A talk by MIN ZHOU (Professor of Sociology and Asian American Studies)
Unlike many countries in West, China has never been a nation of immigrants. Human movements into, or out of, China have been strictly controlled. Even as China is becoming increasingly globalized at the turn of the twenty-first century, international migration into China, much less immigrant resettlement, has remained insignificant on the national landscape. However, major cities such as Beijing and Shanghai and certain smaller cities such as Yiwu have witnessed the growing presence of international migrants. In Guangzhou, the capital of Guangdong province in southern China, there has been a rapid increase of black African residents since 2000--estimated numbers may be as low as 60,000 or as high as more than 150,000 (depending on who does the counting). These newcomers are not the usual lot (e.g., diplomats, students, or professionals working for foreign firms or multinational corporations), but rather independent merchants and traders doing business with local Chinese merchants and small business owners. Moreover, they do not live in upscale quarters reserved for foreigners but in neighborhoods among local residents.
The encounter of a racially different group of foreigners at the local level offers an opportunity for exploring the conceptions of race beyond the black-white paradigm. This talk focuses on examining the racial attitudes of Chinese toward black Africans and intergroup relations in a society where there have not been prior histories of slavery, colonization, and racialization. It addresses three broad questions: How are Africans perceived and received by the residents of Guangzhou? What influences positive and/or negative racial attitudes? What is the nature of Chinese-African relations in China and how does do they differ from those in America? Data are collected from a questionnaire survey, in-depth interviews, and systematic field observations. The talk considers four thematic categories: 1) values—principals of equality and political ideology; 2) perceptions of race— aesthetics/personality/social desirability; 3) attitudes—social distance, prejudice and stereotyping, reception, and support for state policy; 4) behavior—interracial contacts and interactions. Preliminary analysis shows that on average Chinese hold negative attitudes toward foreigners and that their negative attitudes are stronger toward black Africans than toward white Europeans and Americans.
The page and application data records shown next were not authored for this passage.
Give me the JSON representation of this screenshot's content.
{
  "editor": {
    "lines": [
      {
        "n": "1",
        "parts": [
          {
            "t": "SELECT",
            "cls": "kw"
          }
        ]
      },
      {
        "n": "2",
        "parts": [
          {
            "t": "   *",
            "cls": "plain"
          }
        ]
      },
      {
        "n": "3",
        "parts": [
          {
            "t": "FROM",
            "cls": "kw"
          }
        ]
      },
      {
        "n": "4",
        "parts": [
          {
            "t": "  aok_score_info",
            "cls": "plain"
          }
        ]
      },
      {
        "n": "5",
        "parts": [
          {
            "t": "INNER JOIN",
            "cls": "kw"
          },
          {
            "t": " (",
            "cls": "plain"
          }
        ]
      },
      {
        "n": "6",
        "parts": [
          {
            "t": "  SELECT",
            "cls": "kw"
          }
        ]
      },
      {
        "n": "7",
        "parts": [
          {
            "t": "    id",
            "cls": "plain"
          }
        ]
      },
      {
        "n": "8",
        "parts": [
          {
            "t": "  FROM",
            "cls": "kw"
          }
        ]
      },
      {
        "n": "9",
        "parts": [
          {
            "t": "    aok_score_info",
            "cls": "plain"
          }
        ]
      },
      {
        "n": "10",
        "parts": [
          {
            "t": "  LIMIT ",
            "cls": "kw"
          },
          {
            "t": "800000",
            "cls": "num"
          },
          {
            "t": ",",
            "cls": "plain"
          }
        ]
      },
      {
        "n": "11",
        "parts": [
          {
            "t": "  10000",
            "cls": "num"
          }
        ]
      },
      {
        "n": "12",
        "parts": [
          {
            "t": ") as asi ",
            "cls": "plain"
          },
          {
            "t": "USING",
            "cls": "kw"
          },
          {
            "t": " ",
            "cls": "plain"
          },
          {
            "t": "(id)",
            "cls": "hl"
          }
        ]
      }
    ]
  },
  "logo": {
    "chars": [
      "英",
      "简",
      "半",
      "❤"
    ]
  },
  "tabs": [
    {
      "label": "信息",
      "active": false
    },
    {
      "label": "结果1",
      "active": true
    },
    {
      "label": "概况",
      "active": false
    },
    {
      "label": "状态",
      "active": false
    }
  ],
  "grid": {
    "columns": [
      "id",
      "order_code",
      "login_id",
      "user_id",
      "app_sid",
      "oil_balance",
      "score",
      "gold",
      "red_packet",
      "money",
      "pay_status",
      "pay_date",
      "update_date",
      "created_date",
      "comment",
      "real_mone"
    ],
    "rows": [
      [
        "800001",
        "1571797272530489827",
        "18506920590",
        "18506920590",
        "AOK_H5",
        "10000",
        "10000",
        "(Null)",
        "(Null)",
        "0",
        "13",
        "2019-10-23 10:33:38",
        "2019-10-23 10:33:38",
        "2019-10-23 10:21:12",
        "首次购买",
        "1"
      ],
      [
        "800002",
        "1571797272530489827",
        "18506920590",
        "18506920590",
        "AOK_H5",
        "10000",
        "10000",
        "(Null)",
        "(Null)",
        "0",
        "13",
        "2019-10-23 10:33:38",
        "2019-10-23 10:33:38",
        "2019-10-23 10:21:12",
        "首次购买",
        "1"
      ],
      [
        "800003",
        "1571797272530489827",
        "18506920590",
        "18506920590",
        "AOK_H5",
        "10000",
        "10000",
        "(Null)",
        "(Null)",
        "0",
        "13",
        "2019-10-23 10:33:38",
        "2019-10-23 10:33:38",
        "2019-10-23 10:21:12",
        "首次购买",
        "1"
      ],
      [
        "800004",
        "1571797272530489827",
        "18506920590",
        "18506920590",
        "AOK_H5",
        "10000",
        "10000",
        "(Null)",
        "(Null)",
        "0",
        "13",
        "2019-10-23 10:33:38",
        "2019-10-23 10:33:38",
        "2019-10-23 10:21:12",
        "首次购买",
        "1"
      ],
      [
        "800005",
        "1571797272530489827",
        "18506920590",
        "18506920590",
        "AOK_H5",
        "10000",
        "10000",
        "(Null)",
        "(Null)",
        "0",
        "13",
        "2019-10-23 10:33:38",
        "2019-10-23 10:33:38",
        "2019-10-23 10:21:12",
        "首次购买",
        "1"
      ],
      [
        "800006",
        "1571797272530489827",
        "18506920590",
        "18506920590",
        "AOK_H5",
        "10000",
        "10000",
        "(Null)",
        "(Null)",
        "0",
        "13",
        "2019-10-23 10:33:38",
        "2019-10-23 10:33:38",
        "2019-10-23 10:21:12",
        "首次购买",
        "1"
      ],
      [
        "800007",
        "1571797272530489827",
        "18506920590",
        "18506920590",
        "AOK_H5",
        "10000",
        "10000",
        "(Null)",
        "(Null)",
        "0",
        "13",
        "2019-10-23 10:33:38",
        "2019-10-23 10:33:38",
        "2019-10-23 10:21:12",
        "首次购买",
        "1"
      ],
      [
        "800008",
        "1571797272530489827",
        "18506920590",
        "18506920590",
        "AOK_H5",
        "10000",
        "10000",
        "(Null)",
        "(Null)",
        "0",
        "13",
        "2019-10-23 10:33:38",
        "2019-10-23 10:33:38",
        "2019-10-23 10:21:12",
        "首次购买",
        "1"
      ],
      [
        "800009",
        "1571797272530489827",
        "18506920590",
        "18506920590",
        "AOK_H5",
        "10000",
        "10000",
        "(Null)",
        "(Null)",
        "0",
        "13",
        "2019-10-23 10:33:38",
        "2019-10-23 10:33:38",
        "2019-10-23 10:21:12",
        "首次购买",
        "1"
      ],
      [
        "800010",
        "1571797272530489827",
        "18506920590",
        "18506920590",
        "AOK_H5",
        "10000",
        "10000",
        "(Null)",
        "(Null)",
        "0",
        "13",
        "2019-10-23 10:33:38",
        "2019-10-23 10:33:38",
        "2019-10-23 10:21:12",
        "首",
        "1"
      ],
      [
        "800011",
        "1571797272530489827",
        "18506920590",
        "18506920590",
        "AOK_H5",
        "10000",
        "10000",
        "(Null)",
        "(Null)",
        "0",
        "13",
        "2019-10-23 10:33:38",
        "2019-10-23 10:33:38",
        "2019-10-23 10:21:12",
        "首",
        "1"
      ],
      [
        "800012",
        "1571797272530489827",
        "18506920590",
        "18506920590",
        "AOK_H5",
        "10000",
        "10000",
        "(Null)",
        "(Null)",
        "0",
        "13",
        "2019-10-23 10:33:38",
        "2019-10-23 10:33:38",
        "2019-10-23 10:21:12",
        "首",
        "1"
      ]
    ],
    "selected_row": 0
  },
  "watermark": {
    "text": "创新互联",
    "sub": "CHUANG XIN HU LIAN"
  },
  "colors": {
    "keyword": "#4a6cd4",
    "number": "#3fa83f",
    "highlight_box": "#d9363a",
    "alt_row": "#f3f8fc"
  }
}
Factors influencing these attitudes vary, depending not only on the usual demographic and socioeconomic characteristics, but also on the types and levels of intergroup contacts, familiarity with African cultures, exposure to American and other Western cultures, and government policy (further analysis is still ongoing).
Min Zhou is a Professor of Sociology and Asian American Studies, Walter & Shirley Wang Endowed Chair in US-China Relations & Communications at the University of California, Los Angeles. Dr. Zhou’s research areas are in: International migration, race & ethnicity, Asia America, and urban sociology. Her latest book is Contemporary Chinese America: Immigration, Ethnicity, and Community Transformation (Temple University Press, 2009). She has currently working on two research projects in China: Black Africans in Guangzhou; and Chinese immigrant transnational organizations in the U.S. and their impact on development in China. Email: firstname.lastname@example.org; webpage: www.sscnet.ucla.edu/soc/faculty/zhou/
© 2013. The Regents of the University of California. All rights reserved.